During this conversation with self, I recognized a mild sense of depression at the loss of this special place on the lake. It’s probably not stretching the metaphor too far to wonder if I was trying to fill up the empty space created by this loss with whatever food was handy, even if it was pretty awful. Writing this seems on target and I feel tears welling up. Buying this lake place was a huge step, a gift to myself, an honoring of something I’ve always wanted. Leaving it is painful even when I know the move that prompted this change was the right one for me right now. To honor this sadness, I decided to make a tribute to my time at the lake, a loving ritual of letting go.  I begin pulling photos and reliving the memories of this place.
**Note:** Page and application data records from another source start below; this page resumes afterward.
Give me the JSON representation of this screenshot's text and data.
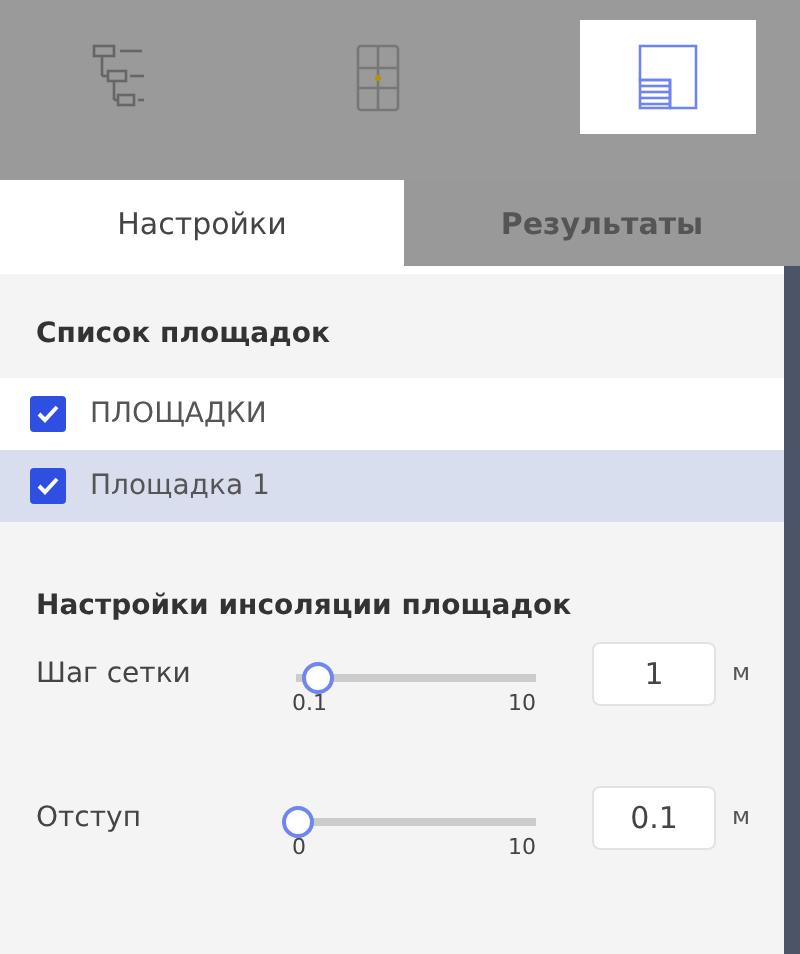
{
  "toolbar": [
    {
      "kind": "tree",
      "selected": false
    },
    {
      "kind": "grid",
      "selected": false
    },
    {
      "kind": "layout",
      "selected": true
    }
  ],
  "tabs": [
    {
      "label": "Настройки",
      "selected": true
    },
    {
      "label": "Результаты",
      "selected": false
    }
  ],
  "sites": {
    "title": "Список площадок",
    "items": [
      {
        "label": "ПЛОЩАДКИ",
        "checked": true,
        "selected": false
      },
      {
        "label": "Площадка 1",
        "checked": true,
        "selected": true
      }
    ]
  },
  "insolation": {
    "title": "Настройки инсоляции площадок",
    "params": [
      {
        "label": "Шаг сетки",
        "level": 0.09,
        "min": "0.1",
        "max": "10",
        "value": "1",
        "unit": "м"
      },
      {
        "label": "Отступ",
        "level": 0.01,
        "min": "0",
        "max": "10",
        "value": "0.1",
        "unit": "м"
      }
    ]
  }
}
This note was created using Drafts and then cleaned up for this post. I am making a commitment to use this process when the next triggering event happens.


  1. Profound and so full of awareness of your sad leaving feelings and joyful new beginnings in Santa Barbara. Maybe it’s the quiet serene lake you’ll be happy to
    hold on to in your memory to bring up and smile as you recall the joy of being there. Thanks for sharing Barbara

  2. Thank you for your transparent honesty. This resonated with me...profoundly.

  3. Thanks, Becky ... resonance is a gift and I so enjoy sharing it with you.